### WHAT IS BEING ASKED
What is needed is an exact copy of all the entries below.

### DATA SUPPLIED
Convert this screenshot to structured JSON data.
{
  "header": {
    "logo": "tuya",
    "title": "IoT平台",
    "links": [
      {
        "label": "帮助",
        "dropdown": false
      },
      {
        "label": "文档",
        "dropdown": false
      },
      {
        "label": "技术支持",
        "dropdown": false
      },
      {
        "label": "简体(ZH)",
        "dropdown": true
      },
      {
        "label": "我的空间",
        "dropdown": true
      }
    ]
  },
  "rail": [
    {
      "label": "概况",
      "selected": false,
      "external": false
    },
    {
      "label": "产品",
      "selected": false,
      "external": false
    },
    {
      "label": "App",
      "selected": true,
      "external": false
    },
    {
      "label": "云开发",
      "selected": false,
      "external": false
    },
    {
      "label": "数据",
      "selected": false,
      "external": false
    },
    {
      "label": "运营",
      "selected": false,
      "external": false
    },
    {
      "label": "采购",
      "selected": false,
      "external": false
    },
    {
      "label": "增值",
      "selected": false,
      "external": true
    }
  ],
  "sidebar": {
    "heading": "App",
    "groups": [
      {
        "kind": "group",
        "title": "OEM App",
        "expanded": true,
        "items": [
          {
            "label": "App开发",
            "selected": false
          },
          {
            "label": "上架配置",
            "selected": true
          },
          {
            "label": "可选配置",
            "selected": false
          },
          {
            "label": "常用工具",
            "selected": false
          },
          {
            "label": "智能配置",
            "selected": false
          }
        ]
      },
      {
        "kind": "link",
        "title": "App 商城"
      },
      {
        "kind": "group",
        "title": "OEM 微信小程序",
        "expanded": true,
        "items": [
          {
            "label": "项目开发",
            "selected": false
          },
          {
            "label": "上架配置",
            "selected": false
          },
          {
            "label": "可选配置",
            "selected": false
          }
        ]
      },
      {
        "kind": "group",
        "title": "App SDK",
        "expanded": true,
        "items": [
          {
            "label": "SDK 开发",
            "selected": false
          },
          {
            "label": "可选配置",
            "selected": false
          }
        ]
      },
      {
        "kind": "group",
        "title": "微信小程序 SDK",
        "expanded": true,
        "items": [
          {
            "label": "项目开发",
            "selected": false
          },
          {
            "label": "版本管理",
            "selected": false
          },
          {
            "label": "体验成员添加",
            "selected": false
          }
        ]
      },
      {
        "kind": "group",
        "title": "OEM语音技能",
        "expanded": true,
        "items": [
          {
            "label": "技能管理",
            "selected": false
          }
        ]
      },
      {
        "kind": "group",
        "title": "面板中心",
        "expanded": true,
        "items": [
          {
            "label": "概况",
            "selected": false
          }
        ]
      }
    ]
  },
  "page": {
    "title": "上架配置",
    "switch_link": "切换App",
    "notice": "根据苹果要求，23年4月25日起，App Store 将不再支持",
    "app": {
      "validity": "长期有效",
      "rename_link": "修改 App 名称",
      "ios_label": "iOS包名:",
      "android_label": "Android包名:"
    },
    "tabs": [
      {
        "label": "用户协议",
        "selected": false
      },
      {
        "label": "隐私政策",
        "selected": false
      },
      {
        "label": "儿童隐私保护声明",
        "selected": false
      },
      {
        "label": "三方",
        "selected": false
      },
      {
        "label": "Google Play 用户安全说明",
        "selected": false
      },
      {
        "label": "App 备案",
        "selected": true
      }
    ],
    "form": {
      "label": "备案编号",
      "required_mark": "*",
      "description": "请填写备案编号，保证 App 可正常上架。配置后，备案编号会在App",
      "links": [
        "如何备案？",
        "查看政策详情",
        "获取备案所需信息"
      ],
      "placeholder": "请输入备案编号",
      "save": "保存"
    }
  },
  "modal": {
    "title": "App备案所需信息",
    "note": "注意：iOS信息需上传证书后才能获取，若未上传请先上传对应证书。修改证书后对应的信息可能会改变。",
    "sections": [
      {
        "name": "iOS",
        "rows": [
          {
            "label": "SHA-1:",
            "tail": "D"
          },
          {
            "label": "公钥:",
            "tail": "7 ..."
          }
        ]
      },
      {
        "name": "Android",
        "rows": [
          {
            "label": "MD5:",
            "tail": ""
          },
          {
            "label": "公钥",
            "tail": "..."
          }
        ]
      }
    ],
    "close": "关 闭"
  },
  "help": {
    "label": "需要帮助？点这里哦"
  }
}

### WRITTEN SOLUTION
Convert this screenshot to structured JSON data.
{
  "header": {
    "logo": "tuya",
    "title": "IoT平台",
    "links": [
      {
        "label": "帮助",
        "dropdown": false
      },
      {
        "label": "文档",
        "dropdown": false
      },
      {
        "label": "技术支持",
        "dropdown": false
      },
      {
        "label": "简体(ZH)",
        "dropdown": true
      },
      {
        "label": "我的空间",
        "dropdown": true
      }
    ]
  },
  "rail": [
    {
      "label": "概况",
      "selected": false,
      "external": false
    },
    {
      "label": "产品",
      "selected": false,
      "external": false
    },
    {
      "label": "App",
      "selected": true,
      "external": false
    },
    {
      "label": "云开发",
      "selected": false,
      "external": false
    },
    {
      "label": "数据",
      "selected": false,
      "external": false
    },
    {
      "label": "运营",
      "selected": false,
      "external": false
    },
    {
      "label": "采购",
      "selected": false,
      "external": false
    },
    {
      "label": "增值",
      "selected": false,
      "external": true
    }
  ],
  "sidebar": {
    "heading": "App",
    "groups": [
      {
        "kind": "group",
        "title": "OEM App",
        "expanded": true,
        "items": [
          {
            "label": "App开发",
            "selected": false
          },
          {
            "label": "上架配置",
            "selected": true
          },
          {
            "label": "可选配置",
            "selected": false
          },
          {
            "label": "常用工具",
            "selected": false
          },
          {
            "label": "智能配置",
            "selected": false
          }
        ]
      },
      {
        "kind": "link",
        "title": "App 商城"
      },
      {
        "kind": "group",
        "title": "OEM 微信小程序",
        "expanded": true,
        "items": [
          {
            "label": "项目开发",
            "selected": false
          },
          {
            "label": "上架配置",
            "selected": false
          },
          {
            "label": "可选配置",
            "selected": false
          }
        ]
      },
      {
        "kind": "group",
        "title": "App SDK",
        "expanded": true,
        "items": [
          {
            "label": "SDK 开发",
            "selected": false
          },
          {
            "label": "可选配置",
            "selected": false
          }
        ]
      },
      {
        "kind": "group",
        "title": "微信小程序 SDK",
        "expanded": true,
        "items": [
          {
            "label": "项目开发",
            "selected": false
          },
          {
            "label": "版本管理",
            "selected": false
          },
          {
            "label": "体验成员添加",
            "selected": false
          }
        ]
      },
      {
        "kind": "group",
        "title": "OEM语音技能",
        "expanded": true,
        "items": [
          {
            "label": "技能管理",
            "selected": false
          }
        ]
      },
      {
        "kind": "group",
        "title": "面板中心",
        "expanded": true,
        "items": [
          {
            "label": "概况",
            "selected": false
          }
        ]
      }
    ]
  },
  "page": {
    "title": "上架配置",
    "switch_link": "切换App",
    "notice": "根据苹果要求，23年4月25日起，App Store 将不再支持",
    "app": {
      "validity": "长期有效",
      "rename_link": "修改 App 名称",
      "ios_label": "iOS包名:",
      "android_label": "Android包名:"
    },
    "tabs": [
      {
        "label": "用户协议",
        "selected": false
      },
      {
        "label": "隐私政策",
        "selected": false
      },
      {
        "label": "儿童隐私保护声明",
        "selected": false
      },
      {
        "label": "三方",
        "selected": false
      },
      {
        "label": "Google Play 用户安全说明",
        "selected": false
      },
      {
        "label": "App 备案",
        "selected": true
      }
    ],
    "form": {
      "label": "备案编号",
      "required_mark": "*",
      "description": "请填写备案编号，保证 App 可正常上架。配置后，备案编号会在App",
      "links": [
        "如何备案？",
        "查看政策详情",
        "获取备案所需信息"
      ],
      "placeholder": "请输入备案编号",
      "save": "保存"
    }
  },
  "modal": {
    "title": "App备案所需信息",
    "note": "注意：iOS信息需上传证书后才能获取，若未上传请先上传对应证书。修改证书后对应的信息可能会改变。",
    "sections": [
      {
        "name": "iOS",
        "rows": [
          {
            "label": "SHA-1:",
            "tail": "D"
          },
          {
            "label": "公钥:",
            "tail": "7 ..."
          }
        ]
      },
      {
        "name": "Android",
        "rows": [
          {
            "label": "MD5:",
            "tail": ""
          },
          {
            "label": "公钥",
            "tail": "..."
          }
        ]
      }
    ],
    "close": "关 闭"
  },
  "help": {
    "label": "需要帮助？点这里哦"
  }
}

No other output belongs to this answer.